The opening scenes of “The Lego Movie” introduces the audience to main character Emmet Brickowoski, an average construction worker who lives in a world where “everything is awesome.” The upbeat pop tune, sung by Tegan And Sara featuring the comedy trio The Lonely Island, sets the scene for an awesome Lego world.
“Everything is awesome, everything is cool when you’re part of a team/ Everything is awesome, when you’re living on a dream.”
Contrast that against a new campaign from Greenpeace. A piano plays slowly as scenes of Legos in a winter wonderland flash across the screen. There are polar bears, an Eskimo fishing and a hockey game. As the singer begins to say, “Everything is awesome,” the scenes depict a large oil operation. The sea oil rig strikes oil that slowly overtakes the once idyllic setting, including the main characters from “The Lego movie.” The rising oil consumes everything until all that is left is a white flag with the words “Shell” and the oil company’s yellow and green logo.
“Shell is polluting our kids’ imaginations,” reads the text to the left of the flag and pants to the right saying, “Tell Lego to end its partnership with Shell.” The campaign worked. Late last week the Danish toy company Lego announced that it was not renewing its contract with Shell. The previous partnership saw Lego toys bearing the Shell brand distributed in 26 countries. Greenpeace launched the campaign in July to urge Lego to put the environment ahead of its partnership.
“Climate change is an incredible threat facing all children around the world, but Shell is trying to hijack the magic of Lego to hide its role,” said an Duff, Greenpeace’s Arctic campaign team leader, at the time of the campaign’s launch. “It is using Lego to clean up its image and divert attention from its dangerous plans to raid the pristine Arctic for oil. And it’s exploiting kids’ love of their toys to build lifelong loyalty it doesn’t deserve. It’s time for Lego to finally pull the plug on this deal.”
Greenpeace appealed to Lego’s environmental streak. The company said 90 percent of its materials are recycled and its overall energy efficiency improved by one-third in the past five years. Greenpeace reasoned that the damaging oil drilling undertaken by Shell does not fit with Lego’s image.
Oil companies have increasingly turned to the Arctic as a source for the valuable commodity.

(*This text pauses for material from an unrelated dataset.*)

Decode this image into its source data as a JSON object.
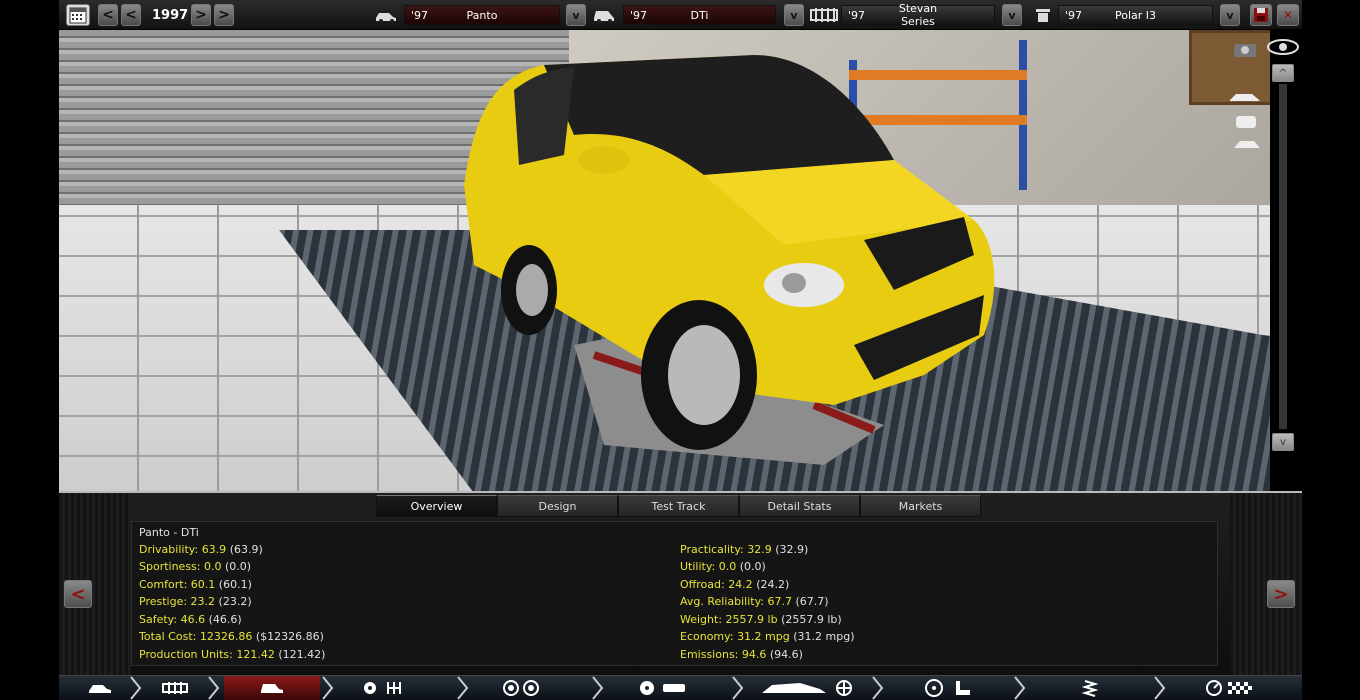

Estimates put 90 billion barrels of oil in the region. Greenpeace is critical of the oil rush because of the spills that have taken place in the past three years. That is in addition to other damaged caused by the drilling, such as moving and melting icebergs. “If we let them do this, a catastrophic oil spill is just a matter of time. We’ve seen the extreme damage caused by the Exxon Valdez and Deepwater Horizon disasters – we cannot let this happen in the Arctic,” according to the campaign website.
The 3-months-long press against Lego proved a success. More than 1 million people joined the campaign, emailing the toy company to end its relationship with Shell. Lego relented to pressure by announcing it was not going to renew its contract with Shell. When its current contract expires is unknown, but it is a victory for Greenpeace; albeit one that left Lego with a sour taste in its mouth.

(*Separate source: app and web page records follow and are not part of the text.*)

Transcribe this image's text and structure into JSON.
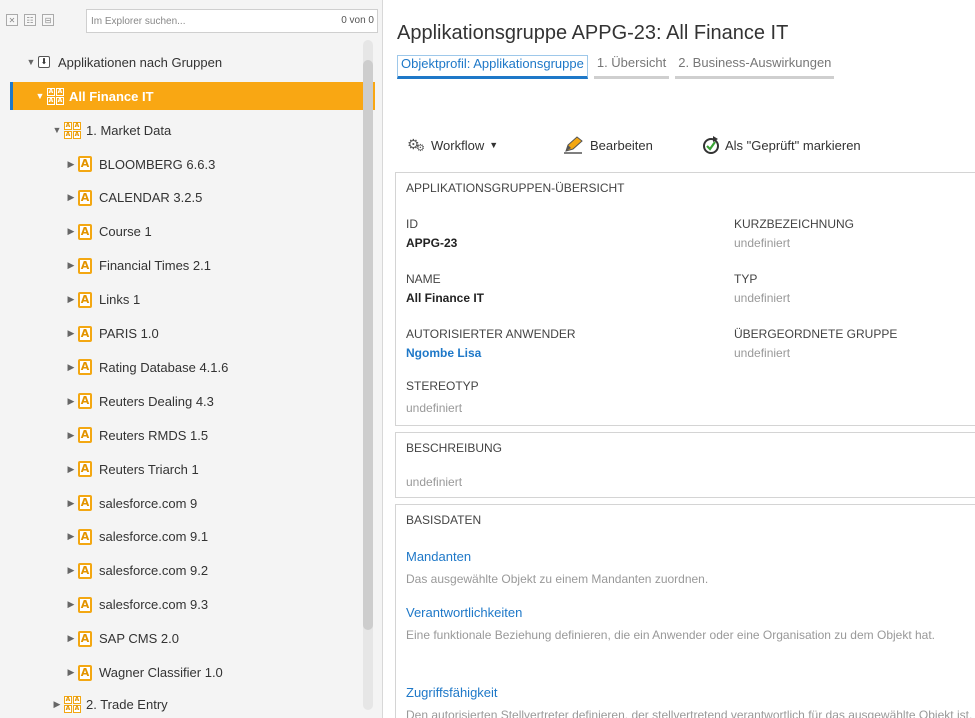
{
  "explorer": {
    "search_placeholder": "Im Explorer suchen...",
    "result_count": "0 von 0",
    "toolbar_buttons": [
      "collapse-all-icon",
      "expand-all-icon",
      "tree-icon"
    ],
    "root_label": "Applikationen nach Gruppen",
    "selected_group": "All Finance IT",
    "subgroup_1": "1. Market Data",
    "applications": [
      "BLOOMBERG 6.6.3",
      "CALENDAR 3.2.5",
      "Course 1",
      "Financial Times 2.1",
      "Links 1",
      "PARIS 1.0",
      "Rating Database 4.1.6",
      "Reuters Dealing 4.3",
      "Reuters RMDS 1.5",
      "Reuters Triarch 1",
      "salesforce.com 9",
      "salesforce.com 9.1",
      "salesforce.com 9.2",
      "salesforce.com 9.3",
      "SAP CMS 2.0",
      "Wagner Classifier 1.0"
    ],
    "subgroup_2": "2. Trade Entry",
    "app_icon_letter": "A",
    "group_icon_letters": [
      "A",
      "A",
      "A",
      "A"
    ]
  },
  "main": {
    "title": "Applikationsgruppe APPG-23: All Finance IT",
    "tabs": [
      "Objektprofil: Applikationsgruppe",
      "1. Übersicht",
      "2. Business-Auswirkungen"
    ],
    "actions": {
      "workflow": "Workflow",
      "edit": "Bearbeiten",
      "mark_checked": "Als \"Geprüft\" markieren"
    },
    "overview": {
      "heading": "APPLIKATIONSGRUPPEN-ÜBERSICHT",
      "id_label": "ID",
      "id_value": "APPG-23",
      "short_label": "KURZBEZEICHNUNG",
      "short_value": "undefiniert",
      "name_label": "NAME",
      "name_value": "All Finance IT",
      "type_label": "TYP",
      "type_value": "undefiniert",
      "user_label": "AUTORISIERTER ANWENDER",
      "user_value": "Ngombe Lisa",
      "parent_label": "ÜBERGEORDNETE GRUPPE",
      "parent_value": "undefiniert",
      "stereo_label": "STEREOTYP",
      "stereo_value": "undefiniert"
    },
    "description": {
      "heading": "BESCHREIBUNG",
      "value": "undefiniert"
    },
    "basisdaten": {
      "heading": "BASISDATEN",
      "mandanten_link": "Mandanten",
      "mandanten_desc": "Das ausgewählte Objekt zu einem Mandanten zuordnen.",
      "verant_link": "Verantwortlichkeiten",
      "verant_desc": "Eine funktionale Beziehung definieren, die ein Anwender oder eine Organisation zu dem Objekt hat.",
      "zugriff_link": "Zugriffsfähigkeit",
      "zugriff_desc": "Den autorisierten Stellvertreter definieren, der stellvertretend verantwortlich für das ausgewählte Objekt ist."
    }
  },
  "colors": {
    "accent_blue": "#1e78c8",
    "selection_orange": "#f9a713",
    "icon_orange": "#f3a712"
  }
}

“As we have stated before, we firmly believe Greenpeace ought to have a direct conversation with Shell. The Lego brand, and everyone who enjoys creative play, should never have become part of Greenpeace’s dispute with Shell,” said Lego in its official statement announcing the end of its Shell partnership. That stands in contrast with the buoyant feelings expressed by Greenpeace. “We’re super happy Lego has finally decided to do the right thing. It’s a massive victory for the million people globally who called on Lego to stop helping Shell look like a responsible and caring company – rather than a driller intent on exploiting the melting Arctic for more oil,” said the environmental activists.
While both Lego and Greenpeace do not see eye-to-eye on how the campaign went, the bottom line is that Lego will soon no longer affiliate itself with Shell. Greenpeace got what it wanted.